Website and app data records
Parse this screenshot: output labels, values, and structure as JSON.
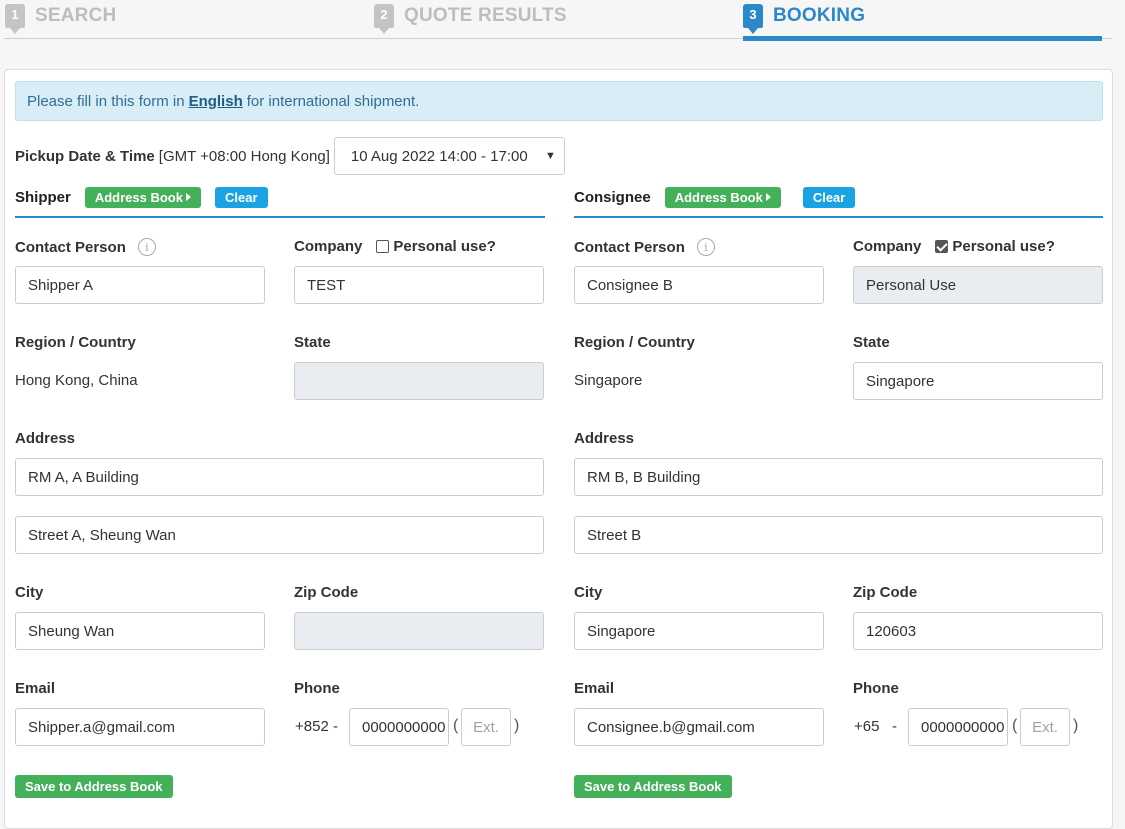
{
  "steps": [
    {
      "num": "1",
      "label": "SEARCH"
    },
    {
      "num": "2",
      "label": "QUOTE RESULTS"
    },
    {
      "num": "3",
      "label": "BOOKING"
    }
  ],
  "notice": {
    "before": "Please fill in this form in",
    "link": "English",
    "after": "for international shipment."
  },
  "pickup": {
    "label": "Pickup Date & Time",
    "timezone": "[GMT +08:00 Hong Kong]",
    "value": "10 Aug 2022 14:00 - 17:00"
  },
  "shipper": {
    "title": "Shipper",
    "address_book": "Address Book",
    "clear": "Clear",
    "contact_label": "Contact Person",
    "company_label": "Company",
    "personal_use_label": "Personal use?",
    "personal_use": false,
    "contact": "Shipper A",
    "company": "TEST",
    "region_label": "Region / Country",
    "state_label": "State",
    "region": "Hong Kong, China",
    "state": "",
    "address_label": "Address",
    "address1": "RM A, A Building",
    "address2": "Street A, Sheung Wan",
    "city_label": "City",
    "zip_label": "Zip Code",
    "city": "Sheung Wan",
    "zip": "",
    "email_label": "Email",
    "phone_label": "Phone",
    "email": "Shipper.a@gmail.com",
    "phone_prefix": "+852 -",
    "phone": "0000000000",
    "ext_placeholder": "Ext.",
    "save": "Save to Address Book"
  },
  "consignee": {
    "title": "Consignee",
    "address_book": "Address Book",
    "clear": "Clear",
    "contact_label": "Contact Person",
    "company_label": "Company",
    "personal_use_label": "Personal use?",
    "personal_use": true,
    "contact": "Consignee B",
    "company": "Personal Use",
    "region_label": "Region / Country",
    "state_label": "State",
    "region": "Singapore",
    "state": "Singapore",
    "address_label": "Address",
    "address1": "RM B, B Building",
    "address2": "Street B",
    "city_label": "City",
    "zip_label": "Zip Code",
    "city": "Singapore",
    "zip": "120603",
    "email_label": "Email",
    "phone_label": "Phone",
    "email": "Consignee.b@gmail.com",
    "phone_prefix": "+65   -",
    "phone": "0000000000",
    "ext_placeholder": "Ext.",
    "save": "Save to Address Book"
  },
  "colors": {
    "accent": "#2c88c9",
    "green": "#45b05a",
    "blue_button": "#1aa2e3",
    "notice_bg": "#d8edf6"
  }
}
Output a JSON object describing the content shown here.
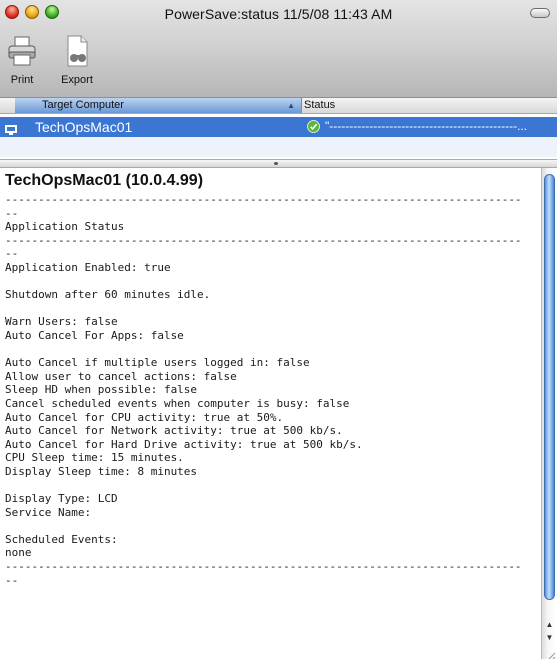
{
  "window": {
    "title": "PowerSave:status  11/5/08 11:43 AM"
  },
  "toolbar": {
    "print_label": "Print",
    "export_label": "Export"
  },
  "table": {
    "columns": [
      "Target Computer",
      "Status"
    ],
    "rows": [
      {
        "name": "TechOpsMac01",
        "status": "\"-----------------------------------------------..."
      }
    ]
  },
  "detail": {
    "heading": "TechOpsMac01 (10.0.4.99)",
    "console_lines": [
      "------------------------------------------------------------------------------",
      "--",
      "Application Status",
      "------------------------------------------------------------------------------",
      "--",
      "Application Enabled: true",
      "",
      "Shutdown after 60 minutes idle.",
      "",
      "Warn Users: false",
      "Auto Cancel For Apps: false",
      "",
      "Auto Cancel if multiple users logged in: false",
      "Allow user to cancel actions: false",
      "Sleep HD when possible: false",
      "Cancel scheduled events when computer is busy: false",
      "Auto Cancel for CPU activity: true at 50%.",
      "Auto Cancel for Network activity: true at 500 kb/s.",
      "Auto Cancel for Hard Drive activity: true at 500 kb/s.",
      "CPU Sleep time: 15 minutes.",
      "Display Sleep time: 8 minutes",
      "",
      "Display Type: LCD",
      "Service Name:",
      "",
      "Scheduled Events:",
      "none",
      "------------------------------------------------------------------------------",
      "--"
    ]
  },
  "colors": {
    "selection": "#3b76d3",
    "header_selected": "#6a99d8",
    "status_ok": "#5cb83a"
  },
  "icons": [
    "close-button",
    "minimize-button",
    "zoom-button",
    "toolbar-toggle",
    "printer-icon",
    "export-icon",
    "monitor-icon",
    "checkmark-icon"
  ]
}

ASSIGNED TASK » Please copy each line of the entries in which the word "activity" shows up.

ANSWER SECTION »
      "Auto Cancel for CPU activity: true at 50%.",
      "Auto Cancel for Network activity: true at 500 kb/s.",
      "Auto Cancel for Hard Drive activity: true at 500 kb/s.",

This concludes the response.